“Let’s refine and optimize what we already have and make improvements as needed.”

Some people like to move forward one step at a time. They like to solve problems by building on what they already know is true and proven. They emphasize the Modifying style. People who favor this style tend to be efficient and disciplined. They seek solutions by applying methods that have worked in the past. They provide a group with the stability and detail-orientation it needs to do a quality job, ensuring that the full potential of an idea gets developed.

Gretchen Price, Director of Finance for the Health and Beauty Aids Division of Procter & Gamble, used the Modifying style to develop a new financial planning system:

"The area we focused on was our profit forecasting role, which is our primary financial planning vehicle. It all comes together in this forecast, and there are literally hundreds and hundreds of people who provide a piece of information. What we've been able to do is really streamline the process, allowing some simplification in functional areas. We even took what, for this particular area in our company culture, are radical steps – like eliminating the frequency of our forecasts.
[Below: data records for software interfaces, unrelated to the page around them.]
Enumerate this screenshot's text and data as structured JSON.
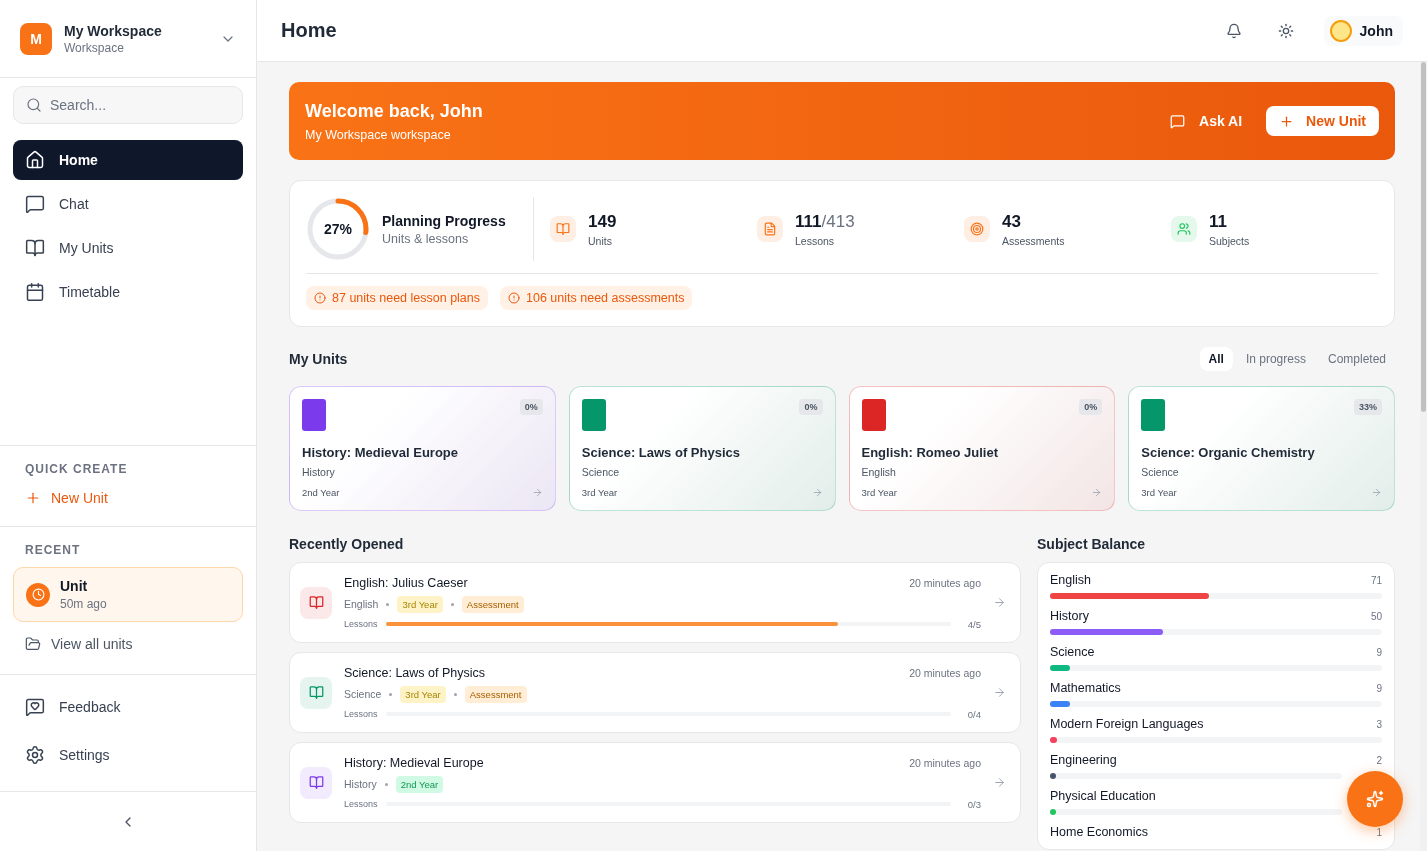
{
  "workspace": {
    "initial": "M",
    "name": "My Workspace",
    "subtitle": "Workspace"
  },
  "search": {
    "placeholder": "Search..."
  },
  "nav": [
    {
      "label": "Home",
      "selected": true
    },
    {
      "label": "Chat",
      "selected": false
    },
    {
      "label": "My Units",
      "selected": false
    },
    {
      "label": "Timetable",
      "selected": false
    }
  ],
  "quick_create": {
    "heading": "QUICK CREATE",
    "action": "New Unit"
  },
  "recent": {
    "heading": "RECENT",
    "item": {
      "title": "Unit",
      "time": "50m ago"
    },
    "view_all": "View all units"
  },
  "footer_nav": [
    "Feedback",
    "Settings"
  ],
  "header": {
    "title": "Home",
    "user": "John"
  },
  "banner": {
    "title": "Welcome back, John",
    "subtitle": "My Workspace workspace",
    "ask": "Ask AI",
    "new": "New Unit"
  },
  "progress": {
    "percent": "27%",
    "level": 0.27,
    "title": "Planning Progress",
    "subtitle": "Units & lessons"
  },
  "stats": [
    {
      "value": "149",
      "label": "Units",
      "color": "#f97316"
    },
    {
      "value": "111",
      "suffix": "/413",
      "label": "Lessons",
      "color": "#f97316"
    },
    {
      "value": "43",
      "label": "Assessments",
      "color": "#f97316"
    },
    {
      "value": "11",
      "label": "Subjects",
      "color": "#22c55e"
    }
  ],
  "alerts": [
    "87 units need lesson plans",
    "106 units need assessments"
  ],
  "my_units": {
    "title": "My Units",
    "filters": [
      {
        "label": "All",
        "selected": true
      },
      {
        "label": "In progress",
        "selected": false
      },
      {
        "label": "Completed",
        "selected": false
      }
    ],
    "cards": [
      {
        "title": "History: Medieval Europe",
        "subject": "History",
        "year": "2nd Year",
        "percent": "0%",
        "color": "#7c3aed"
      },
      {
        "title": "Science: Laws of Physics",
        "subject": "Science",
        "year": "3rd Year",
        "percent": "0%",
        "color": "#059669"
      },
      {
        "title": "English: Romeo Juliet",
        "subject": "English",
        "year": "3rd Year",
        "percent": "0%",
        "color": "#dc2626"
      },
      {
        "title": "Science: Organic Chemistry",
        "subject": "Science",
        "year": "3rd Year",
        "percent": "33%",
        "color": "#059669"
      }
    ]
  },
  "recently_opened": {
    "title": "Recently Opened",
    "items": [
      {
        "title": "English: Julius Caeser",
        "subject": "English",
        "time": "20 minutes ago",
        "color": "#dc2626",
        "tags": [
          {
            "label": "3rd Year",
            "color": "#fef3c7"
          },
          {
            "label": "Assessment",
            "color": "#ffedd5"
          }
        ],
        "lessons_label": "Lessons",
        "count": "4/5",
        "level": 0.8
      },
      {
        "title": "Science: Laws of Physics",
        "subject": "Science",
        "time": "20 minutes ago",
        "color": "#059669",
        "tags": [
          {
            "label": "3rd Year",
            "color": "#fef3c7"
          },
          {
            "label": "Assessment",
            "color": "#ffedd5"
          }
        ],
        "lessons_label": "Lessons",
        "count": "0/4"
      },
      {
        "title": "History: Medieval Europe",
        "subject": "History",
        "time": "20 minutes ago",
        "color": "#7c3aed",
        "tags": [
          {
            "label": "2nd Year",
            "color": "#d1fae5"
          }
        ],
        "lessons_label": "Lessons",
        "count": "0/3"
      }
    ]
  },
  "subject_balance": {
    "title": "Subject Balance",
    "items": [
      {
        "name": "English",
        "count": "71",
        "level": 0.48,
        "color": "#ef4444"
      },
      {
        "name": "History",
        "count": "50",
        "level": 0.34,
        "color": "#8b5cf6"
      },
      {
        "name": "Science",
        "count": "9",
        "level": 0.06,
        "color": "#10b981"
      },
      {
        "name": "Mathematics",
        "count": "9",
        "level": 0.06,
        "color": "#3b82f6"
      },
      {
        "name": "Modern Foreign Languages",
        "count": "3",
        "level": 0.02,
        "color": "#f43f5e"
      },
      {
        "name": "Engineering",
        "count": "2",
        "level": 0.01,
        "color": "#475569"
      },
      {
        "name": "Physical Education",
        "level": 0.01,
        "color": "#22c55e"
      },
      {
        "name": "Home Economics",
        "count": "1"
      }
    ]
  }
}
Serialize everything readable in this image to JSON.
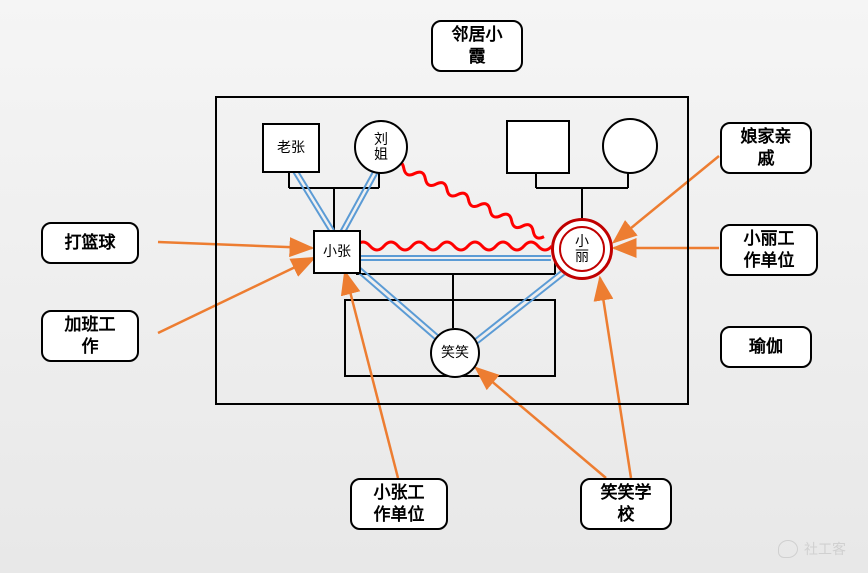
{
  "external": {
    "neighbor": "邻居小\n霞",
    "relatives": "娘家亲\n戚",
    "basketball": "打篮球",
    "overtime": "加班工\n作",
    "yoga": "瑜伽",
    "husband_workplace": "小张工\n作单位",
    "wife_workplace": "小丽工\n作单位",
    "child_school": "笑笑学\n校"
  },
  "family": {
    "grandfather_left": "老张",
    "grandmother_left": "刘\n姐",
    "husband": "小张",
    "wife": "小\n丽",
    "child": "笑笑"
  },
  "watermark": "社工客"
}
So we’re providing better information to the company for decision making purposes and people feel a lot better about it.'"

A Modifying Moment in History
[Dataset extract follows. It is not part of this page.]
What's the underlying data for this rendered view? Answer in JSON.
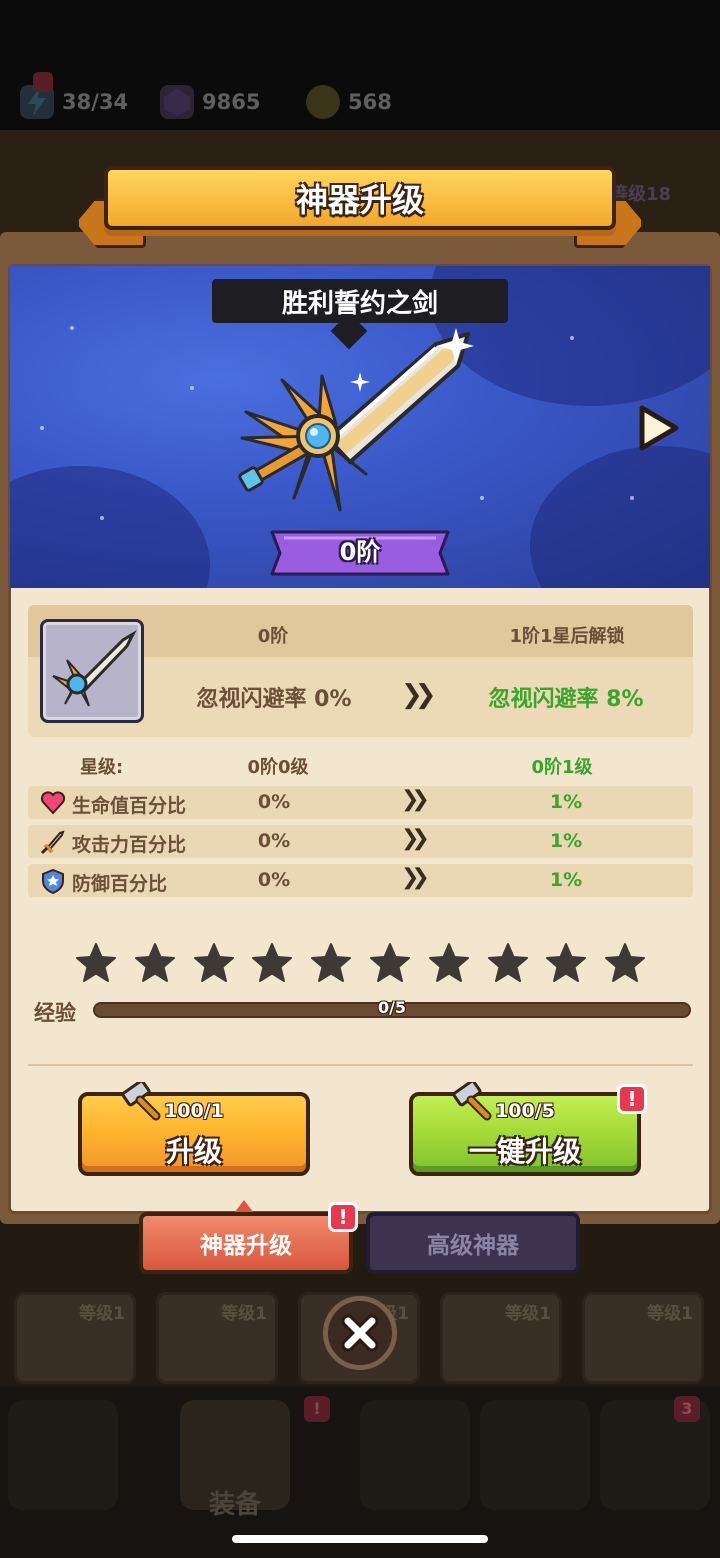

Back in the gold rush days of the 1850s, a seventeen-year-old immigrant tailor noticed that miners quickly went through scores of their wool trousers. He went to work sewing overalls made of a stiff canvas that could stand up to wear and tear. Suddenly, his services were in huge demand. Several years later, he substituted the canvas material with a French fabric called denim, and dyed it indigo blue to minimize soil stains. Sales of his pants and overalls skyrocketed. He had invented blue jeans. His name was Levi Strauss.

A Famous Modifying Innovation
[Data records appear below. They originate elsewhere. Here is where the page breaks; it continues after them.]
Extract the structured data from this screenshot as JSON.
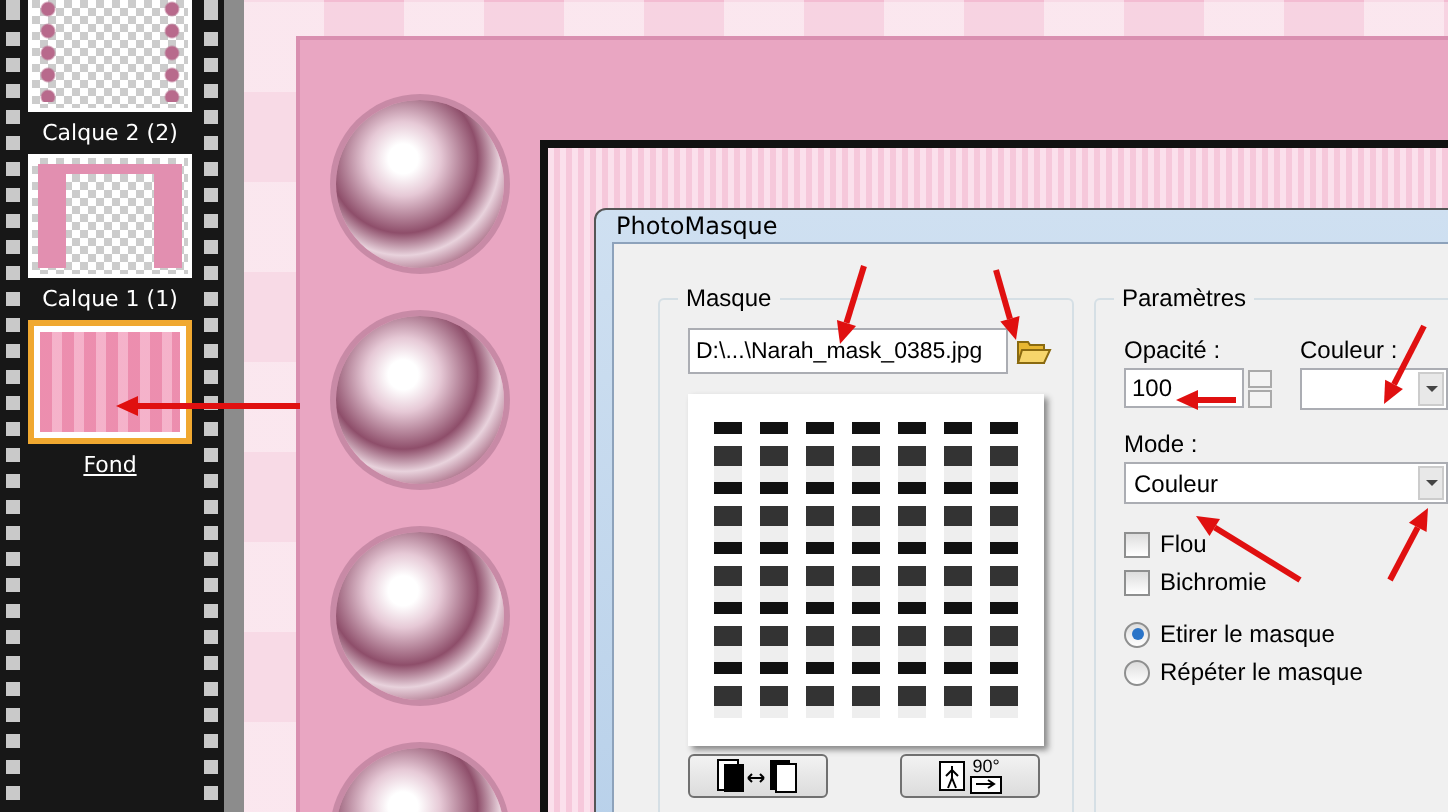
{
  "layers": [
    {
      "name": "Calque 2 (2)",
      "kind": "beads",
      "selected": false
    },
    {
      "name": "Calque 1 (1)",
      "kind": "frame",
      "selected": false
    },
    {
      "name": "Fond",
      "kind": "pattern",
      "selected": true
    }
  ],
  "dialog": {
    "title": "PhotoMasque",
    "mask_group": {
      "label": "Masque",
      "file_path": "D:\\...\\Narah_mask_0385.jpg",
      "buttons": [
        {
          "kind": "swap"
        },
        {
          "kind": "rotate",
          "label": "90°"
        }
      ]
    },
    "parameters": {
      "label": "Paramètres",
      "opacity": {
        "label": "Opacité :",
        "value": "100"
      },
      "color": {
        "label": "Couleur :"
      },
      "mode": {
        "label": "Mode :",
        "value": "Couleur"
      },
      "checkboxes": [
        {
          "label": "Flou",
          "checked": false
        },
        {
          "label": "Bichromie",
          "checked": false
        }
      ],
      "radios": [
        {
          "label": "Etirer le masque",
          "selected": true
        },
        {
          "label": "Répéter le masque",
          "selected": false
        }
      ]
    }
  }
}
Joseph Gayetty refined and improved sanitary hygiene in 1857.

His new toilet paper was composed of flat sheets. Before Gayetty's invention, people tore pages out of mail order catalogs - before catalogs were common, leaves were used. Unfortunately, Gayetty's invention failed. Walter Alcock (of Great Britain) later developed toilet paper on a roll (instead of in flat sheets). Again, the invention failed.

In 1867, Thomas, Edward and Clarence Scott (brothers from Philadelphia, Pennsylvania, USA) were successful at marketing toilet paper that consisted of a small roll of perforated paper . They sold their new toilet paper from a push cart - this was the beginning of the Scott Paper Company.

(Source: www.enchantedlearning.com/inventors/indext.shtml)

Modifying At a Glance

How does this style support innovation?

  • By building on what others have done, without “reinventing the wheel”
  • By motivating a group to focus on realistic, short-term success
  • By being dedicated to keeping change relevant to current needs

How can this style hinder innovation?

  • By being too tied to present circumstances and not seeing less-obvious opportunities
  • By not questioning assumptions
  • By not being open to radical new possibilities

What key questions does this style ask to stimulate new ideas?

  • What can we do to refine and optimize what we’ve already invested in?
  • What has been done before that we can improve upon?
  • What would simplify this?
Innovation Styles logo
Welcome to Innovation Styles
Sign in